Flowers benefit from organic gardening because the compost used is well-balanced with nutrients that encourage blooms and foliage growth. Vegetables that are raised organically have been shown to have higher levels of the nutrients needed to stay healthy, according to a long-term study by scientists at U.C. California at Davis. Organic gardeners do not use the harmful chemical pesticides that leave residue on food.
The Organic Trade Association's 2010 Organic Industry Survey reported that "sales of organic fruits and vegetables have grown from $2.55 billion, representing approximately 3 percent of all fruit and vegetable sales, to the nearly $9.5 billion level and 11.4 penetration" of 2009. All vegetables benefit from using nutrient-rich compost as fertilizer and natural organic insect sprays to control harmful pests. For home gardens, tomatoes are the most popular vegetable to grow. There are many varieties of heirloom tomatoes available as plants and seeds at garden centers. Heirloom tomatoes such as Aunt Ruby's Green German, Stupice and the legendary Mortgage Lifter are intensely flavored and grow on vines that can reach to 10 feet long. Other popular vegetables to grow organically at home include Round French zucchini, Shiraz beets, Kentucky Wonder pole beans and Rhubarb chard.
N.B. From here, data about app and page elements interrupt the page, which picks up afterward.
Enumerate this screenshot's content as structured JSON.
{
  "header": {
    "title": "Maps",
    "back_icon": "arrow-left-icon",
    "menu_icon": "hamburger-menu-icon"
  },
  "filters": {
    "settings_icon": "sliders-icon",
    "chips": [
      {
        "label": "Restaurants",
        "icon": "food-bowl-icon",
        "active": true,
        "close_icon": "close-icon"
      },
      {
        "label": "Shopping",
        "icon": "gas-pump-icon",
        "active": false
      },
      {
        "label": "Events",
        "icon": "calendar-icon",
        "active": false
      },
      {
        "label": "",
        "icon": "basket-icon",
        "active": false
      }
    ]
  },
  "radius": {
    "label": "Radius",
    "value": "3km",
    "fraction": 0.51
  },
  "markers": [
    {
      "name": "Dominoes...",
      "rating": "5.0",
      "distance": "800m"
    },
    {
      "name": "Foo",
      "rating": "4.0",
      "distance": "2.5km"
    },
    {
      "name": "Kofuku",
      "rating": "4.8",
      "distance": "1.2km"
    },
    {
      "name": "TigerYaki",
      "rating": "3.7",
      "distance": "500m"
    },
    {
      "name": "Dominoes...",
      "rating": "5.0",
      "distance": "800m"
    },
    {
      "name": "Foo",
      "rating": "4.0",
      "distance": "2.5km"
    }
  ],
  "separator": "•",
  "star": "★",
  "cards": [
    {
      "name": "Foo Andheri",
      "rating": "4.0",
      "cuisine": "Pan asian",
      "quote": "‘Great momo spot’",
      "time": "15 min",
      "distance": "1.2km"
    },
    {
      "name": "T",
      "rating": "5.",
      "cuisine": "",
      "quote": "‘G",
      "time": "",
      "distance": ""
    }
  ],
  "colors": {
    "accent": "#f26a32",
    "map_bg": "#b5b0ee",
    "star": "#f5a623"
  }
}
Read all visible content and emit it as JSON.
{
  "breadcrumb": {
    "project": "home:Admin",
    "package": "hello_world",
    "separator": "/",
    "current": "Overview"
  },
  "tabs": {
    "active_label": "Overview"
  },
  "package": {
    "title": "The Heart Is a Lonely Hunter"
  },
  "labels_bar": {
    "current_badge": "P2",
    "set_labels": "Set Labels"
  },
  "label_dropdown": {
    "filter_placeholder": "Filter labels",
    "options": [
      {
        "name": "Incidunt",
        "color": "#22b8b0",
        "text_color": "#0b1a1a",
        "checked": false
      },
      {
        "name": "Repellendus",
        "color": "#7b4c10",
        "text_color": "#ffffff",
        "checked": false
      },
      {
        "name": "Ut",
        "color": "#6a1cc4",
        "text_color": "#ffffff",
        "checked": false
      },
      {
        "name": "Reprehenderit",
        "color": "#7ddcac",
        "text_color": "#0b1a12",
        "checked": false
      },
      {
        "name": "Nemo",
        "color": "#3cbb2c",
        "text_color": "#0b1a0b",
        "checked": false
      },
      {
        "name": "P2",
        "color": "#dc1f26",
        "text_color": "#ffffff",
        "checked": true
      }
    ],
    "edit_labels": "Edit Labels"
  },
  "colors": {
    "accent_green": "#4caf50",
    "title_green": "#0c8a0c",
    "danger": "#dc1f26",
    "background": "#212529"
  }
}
Organic care for flowers includes adding compost to the soil at planting time and as a fertilizer side dressing throughout the growing season. Microorganisms in compost release nutrients to the root system in cycles geared to the plant's needs. Nitrogen fertilizers create an artificial burst of growth but do not continue feeding the plant. Flowers such as roses are heavy feeders and thrive when given compost on a regular schedule. Spring flowering bulbs and perennials such as dahlia, candytuft and daylilies benefit from organic gardening care that includes compost and natural pest prevention.
It can be easy to forget to fertilize flowering shrubs such as camellia, azalea, lilac and honeysuckle. Perennial shrubs can be planted anytime from spring to fall in well-drained soil that has been amended with compost. Add only low doses of compost as fertilizer during the first year as the plant's root system becomes established. When insects such as aphids become a problem, there are several types of organic remedies to use, such as garlic or dish soap spray. Fungus and mildew diseases respond to treatment with milk spray.